Almost all countertops in the US are 36 inches high. It is sketchy how the standard came to be, but it is a very convenient number and it is approximately correct for the average woman in post WWII America.
This turns out to be somewhat too low for me and way too low for a friend who gets lower back pains bending over. Last year I posted a challenge to find a good design for an adjustable height working surface, but not many responses turned up (here and here)
Rules of thumb for standing work surface height often state the surface should be at or a bit below elbow height for light work, two to four inches above for precision work and four to six inches below for heavy work.
Some more careful studies in 1970 (Ward and Kirk) studied women preforming three tasks and made the following recommendations:
group A tasks performed above the worktop (peeling vegetables, beating and whipping in a bowl, slicing bread) 119 mm below elbow height group B tasks performed on the surface (spreading butter, chopping ingredients) 88 mm below elbow height group C tasks involved downward pressure (rolling pastry, ironing) 122 mm below elbow height
Group B was deemed most important for general kitchen work, and a weighted average of the three groups suggested a general purpose work surface should be about 100 mm below the elbow.
Using elbow height distributions for men and women in about 1970 and subtracting 100 mm to find work surface heights the following recommendations were made (these are barefoot heights .. you should add shoe height)
5% female 855mm [33.7"] 50% female 930mm [36.6"] 95% female 1005 mm [39.6"] 5% male 930mm [36.6"] 50% male 1015mm [40.0"] 95% male 1105mm [43.5"]
The barefoot range for 5% females to 95% males is not exactly covered by the fixed 36" standard counter top, although the 50% female 1970 female is very close to the 36" countertop.
Since 1970 other studies suggest two inches below elbow height is a better for general light kitchen work and four inches for heavier work, but numbers between two and four inches are probably ok for most people.
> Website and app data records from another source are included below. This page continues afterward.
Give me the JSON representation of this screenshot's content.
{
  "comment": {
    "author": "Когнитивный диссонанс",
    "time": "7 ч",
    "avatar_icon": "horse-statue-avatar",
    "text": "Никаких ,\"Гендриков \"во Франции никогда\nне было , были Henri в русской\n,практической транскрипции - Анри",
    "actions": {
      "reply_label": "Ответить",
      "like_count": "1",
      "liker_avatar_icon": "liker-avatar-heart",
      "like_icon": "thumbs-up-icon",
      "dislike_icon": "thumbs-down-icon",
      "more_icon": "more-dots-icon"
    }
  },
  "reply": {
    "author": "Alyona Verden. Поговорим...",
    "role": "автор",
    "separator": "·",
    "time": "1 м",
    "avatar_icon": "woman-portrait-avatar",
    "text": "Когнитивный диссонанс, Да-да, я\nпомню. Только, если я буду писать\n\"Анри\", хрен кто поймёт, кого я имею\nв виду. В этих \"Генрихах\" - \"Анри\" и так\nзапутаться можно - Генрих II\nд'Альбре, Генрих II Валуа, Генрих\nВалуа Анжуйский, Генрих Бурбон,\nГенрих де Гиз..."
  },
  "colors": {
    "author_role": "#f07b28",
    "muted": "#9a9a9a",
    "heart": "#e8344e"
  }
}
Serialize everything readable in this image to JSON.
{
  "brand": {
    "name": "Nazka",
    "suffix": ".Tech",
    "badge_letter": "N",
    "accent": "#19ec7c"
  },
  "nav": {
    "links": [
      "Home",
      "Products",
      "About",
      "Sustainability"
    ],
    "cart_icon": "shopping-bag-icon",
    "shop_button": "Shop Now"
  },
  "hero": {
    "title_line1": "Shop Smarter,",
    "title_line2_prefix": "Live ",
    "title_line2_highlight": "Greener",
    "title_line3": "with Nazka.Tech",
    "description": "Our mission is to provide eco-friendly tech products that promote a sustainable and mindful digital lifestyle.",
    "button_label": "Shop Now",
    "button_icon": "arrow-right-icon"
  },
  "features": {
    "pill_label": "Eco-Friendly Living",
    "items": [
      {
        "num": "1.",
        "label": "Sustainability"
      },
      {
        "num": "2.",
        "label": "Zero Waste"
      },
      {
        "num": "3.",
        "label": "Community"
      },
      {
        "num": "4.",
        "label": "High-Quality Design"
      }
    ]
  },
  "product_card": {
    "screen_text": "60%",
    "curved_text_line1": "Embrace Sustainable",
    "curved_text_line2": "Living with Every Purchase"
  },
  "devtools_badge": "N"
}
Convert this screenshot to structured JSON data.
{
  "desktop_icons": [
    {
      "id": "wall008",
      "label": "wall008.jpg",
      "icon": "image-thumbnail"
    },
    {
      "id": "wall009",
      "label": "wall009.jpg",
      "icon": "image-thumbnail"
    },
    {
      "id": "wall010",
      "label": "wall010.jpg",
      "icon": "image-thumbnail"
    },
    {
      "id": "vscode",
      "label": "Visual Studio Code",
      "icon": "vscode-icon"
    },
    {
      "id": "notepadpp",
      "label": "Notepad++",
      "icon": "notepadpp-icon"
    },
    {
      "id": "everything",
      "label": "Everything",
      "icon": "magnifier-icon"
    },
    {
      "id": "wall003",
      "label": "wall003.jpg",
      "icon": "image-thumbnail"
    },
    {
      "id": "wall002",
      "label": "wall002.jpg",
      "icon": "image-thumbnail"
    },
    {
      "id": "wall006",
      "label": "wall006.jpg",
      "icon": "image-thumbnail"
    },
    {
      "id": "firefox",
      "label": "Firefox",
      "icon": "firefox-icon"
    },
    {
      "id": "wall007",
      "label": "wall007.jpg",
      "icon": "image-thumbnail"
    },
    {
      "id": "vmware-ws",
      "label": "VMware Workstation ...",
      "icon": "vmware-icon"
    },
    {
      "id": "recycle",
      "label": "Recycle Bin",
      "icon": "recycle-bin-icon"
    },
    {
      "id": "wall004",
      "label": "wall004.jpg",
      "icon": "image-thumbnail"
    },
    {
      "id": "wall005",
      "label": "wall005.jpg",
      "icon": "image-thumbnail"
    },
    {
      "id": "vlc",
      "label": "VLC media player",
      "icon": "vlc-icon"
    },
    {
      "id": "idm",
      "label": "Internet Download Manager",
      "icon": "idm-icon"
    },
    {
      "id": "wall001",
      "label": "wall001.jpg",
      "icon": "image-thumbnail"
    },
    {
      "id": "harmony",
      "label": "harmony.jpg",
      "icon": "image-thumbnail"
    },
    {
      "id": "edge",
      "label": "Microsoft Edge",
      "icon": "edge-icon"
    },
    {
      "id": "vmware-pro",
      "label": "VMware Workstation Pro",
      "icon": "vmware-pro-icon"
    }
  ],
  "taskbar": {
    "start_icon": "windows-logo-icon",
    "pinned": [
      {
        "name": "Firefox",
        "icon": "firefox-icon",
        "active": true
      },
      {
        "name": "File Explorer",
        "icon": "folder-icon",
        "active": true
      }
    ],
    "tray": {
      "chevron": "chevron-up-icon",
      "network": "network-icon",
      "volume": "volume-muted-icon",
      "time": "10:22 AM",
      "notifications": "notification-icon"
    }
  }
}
A more detailed analysis requires additional measurements and strength measurements for various tasks.
There are über-expensive motor driven adjustable countertops, but a less spendy solution may be something custom height or perhaps two custom heights if a couple likes to work in the kitchen, but is not matched on height.
If you are contemplating something custom for yourself, put on the shoes you would wear when cooking and stand upright - relaxed but with the best posture you can muster. Have someone watch to insure your posture is good and have them measure your elbow height. Subtract four inches and put books or magazines on your present countertop if the number is greater than thirty six inches and see what it feels like to work at that level. You might want to fine tune a bit before spending money. If it is lower, peform the same experiment but from a lower table (a kitchen table or a bathroom counter) as a base surface.
Now the trick is what to do if you already have a counter and aren't going to remodel your kitchen. Stay tuned - there is a project underway.
I have a great fondness for the night sky. When I was a teenager, telescopes were the best way to see it. I had an 8" Newtonian that was about the size of a human body and weighted well over 100 pounds with its mount. It gave wonderful views for years, but portability wasn't a strong suit.
At college the physics department owned two Questars - a 3.5" and a 7". These were extremely well designed maksutovs with beautiful optics. The focal length was long and they weren't the best thing for simply star gazing, but that didn't stop me from checking it out many times and hauling it into the mountains. The 7's tube in a fiberglas packing case weighed about 45 pounds and the mount and battery another 80. Two of us would distribute things so we only had about 60 pounds each on our packs and off we'd go.
A 80 pound portable mount with a 25 pound tube isn't exactly the most stable thing in the world, but I discovered a good mount with a 35 mm camera an the right sort of lens is a nice way to capture the beauty of the milky way. It turns out much of what is really beautiful takes up a lot of sky and a telescope is usually designed to look at a very small area of the sky. There are still many beautiful things to be had with telescopes but never short change your own eyes, a pair of binoculars or a small wide angle telescope.
An idea combination is a really dark area (the mountains in the desert southwest are good candidates) and your eyes and possibly a nice pair of image stabilized binoculars (10x50 or 14x50 canons are really nice - I have a pair of 15x50s). Given a choice of nice equipment or a dark site, I'd take the dark site any day.
Recently some interesting field mounts have been appearing. Combine one of these with a good wedge, a quality 100 mm f5 refractor, a great objective and you might have the perfect backpack telescope ... but your naked eye or binoculars and a good lawn chair may be even more fun.
And anyone can learn the sky if you can see at least the brightest few hundred stars. Try a planetarium program to help out a bit.
But those of you who are in areas where you can easily get to a beautiful night sky - go out and look up. Try the Pleiades with some binoculars and see if the view doesn't knock the wind out of you.
David Archer has posted his lectures for global warming class he gave for non-science majors at U Chicago this quarter. I haven't watched them, but they should be excellent base on the fact they are from him.
Science literacy is terrible in this country - offerings like David's are a step in the right direction, but I'm guessing they will still be too taxing for most.